ASSIGNED TASK: Copy out every line of the data exactly; do not include the images.

Records from a data source
=-=-=-=-=

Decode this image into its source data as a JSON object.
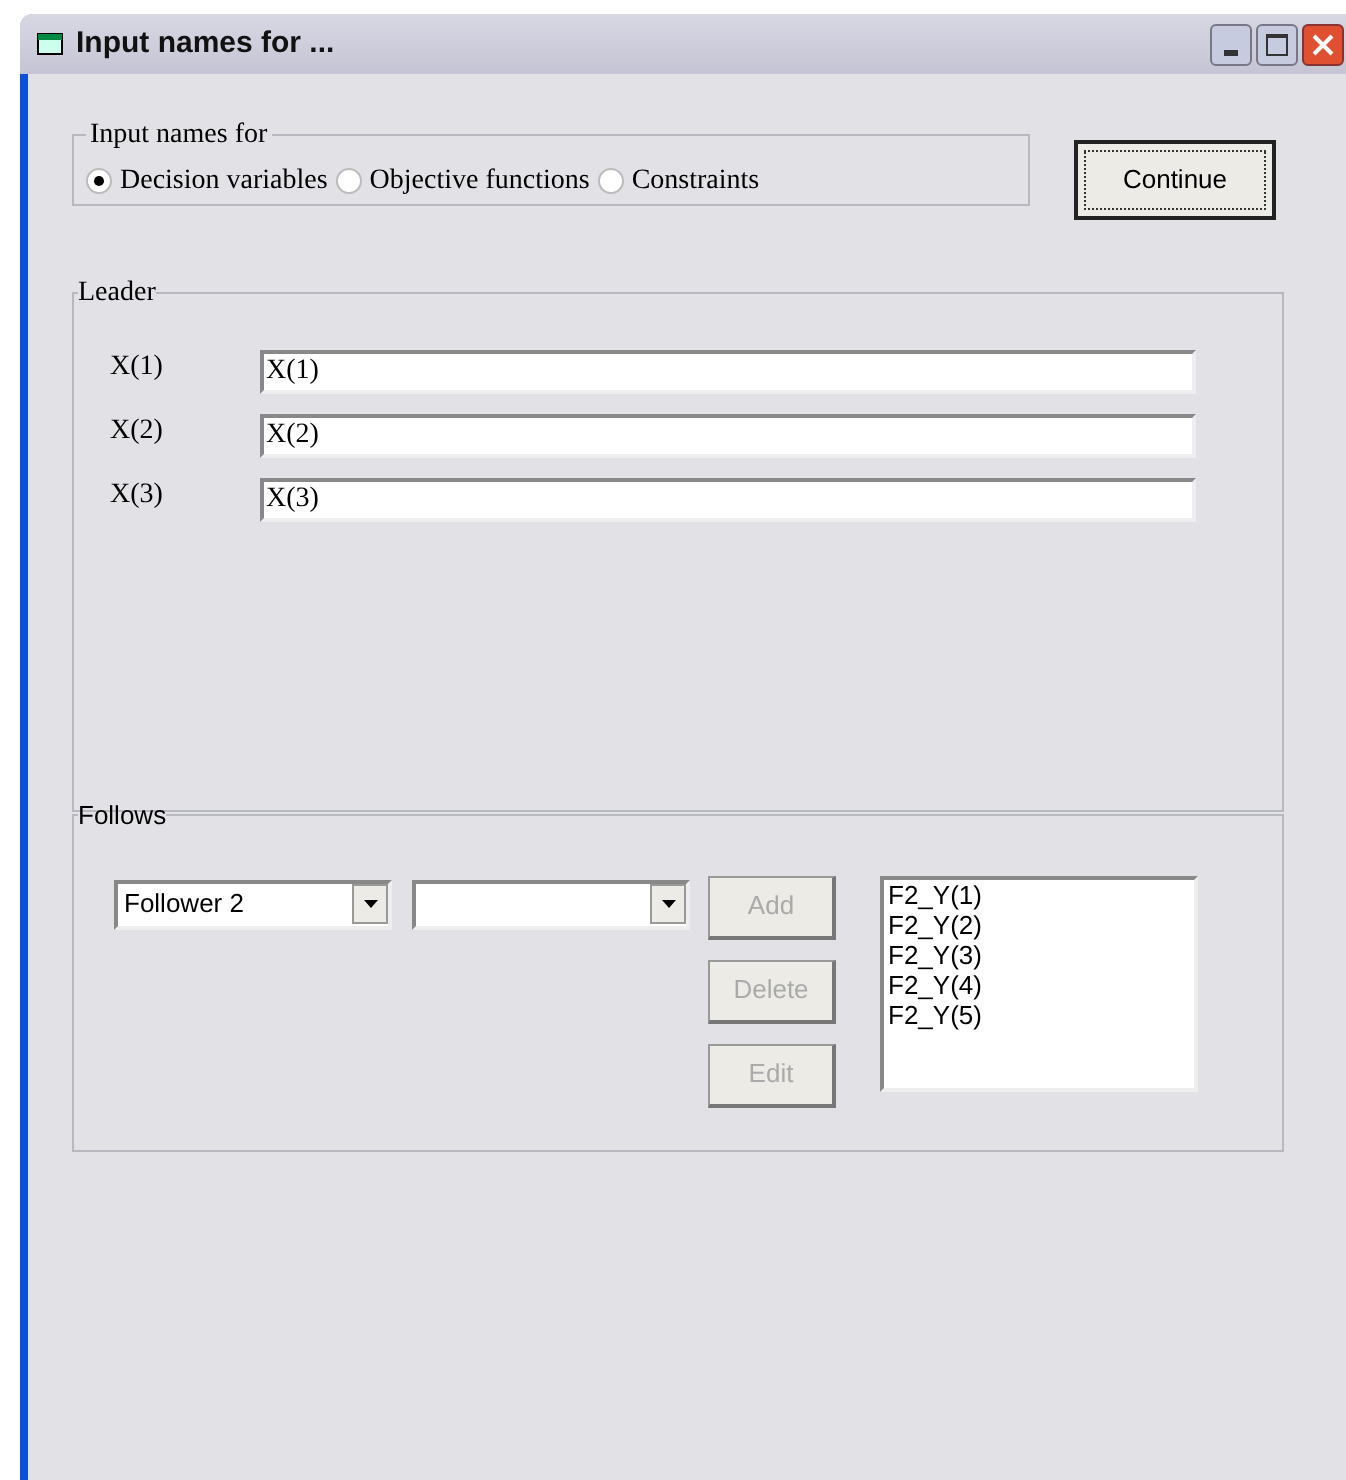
{
  "window": {
    "title": "Input names for ..."
  },
  "input_names_for": {
    "label": "Input names for",
    "options": [
      {
        "label": "Decision variables",
        "selected": true
      },
      {
        "label": "Objective functions",
        "selected": false
      },
      {
        "label": "Constraints",
        "selected": false
      }
    ]
  },
  "continue_button": "Continue",
  "leader": {
    "label": "Leader",
    "rows": [
      {
        "label": "X(1)",
        "value": "X(1)"
      },
      {
        "label": "X(2)",
        "value": "X(2)"
      },
      {
        "label": "X(3)",
        "value": "X(3)"
      }
    ]
  },
  "follows": {
    "label": "Follows",
    "follower_select": "Follower 2",
    "buttons": [
      {
        "label": "Add",
        "disabled": true
      },
      {
        "label": "Delete",
        "disabled": true
      },
      {
        "label": "Edit",
        "disabled": true
      }
    ],
    "list": [
      "F2_Y(1)",
      "F2_Y(2)",
      "F2_Y(3)",
      "F2_Y(4)",
      "F2_Y(5)"
    ]
  }
}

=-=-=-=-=

TASK RESULT:
Decode this image into its source data as a JSON object.
{
  "window": {
    "title": "Input names for ..."
  },
  "input_names_for": {
    "label": "Input names for",
    "options": [
      {
        "label": "Decision variables",
        "selected": true
      },
      {
        "label": "Objective functions",
        "selected": false
      },
      {
        "label": "Constraints",
        "selected": false
      }
    ]
  },
  "continue_button": "Continue",
  "leader": {
    "label": "Leader",
    "rows": [
      {
        "label": "X(1)",
        "value": "X(1)"
      },
      {
        "label": "X(2)",
        "value": "X(2)"
      },
      {
        "label": "X(3)",
        "value": "X(3)"
      }
    ]
  },
  "follows": {
    "label": "Follows",
    "follower_select": "Follower 2",
    "buttons": [
      {
        "label": "Add",
        "disabled": true
      },
      {
        "label": "Delete",
        "disabled": true
      },
      {
        "label": "Edit",
        "disabled": true
      }
    ],
    "list": [
      "F2_Y(1)",
      "F2_Y(2)",
      "F2_Y(3)",
      "F2_Y(4)",
      "F2_Y(5)"
    ]
  }
}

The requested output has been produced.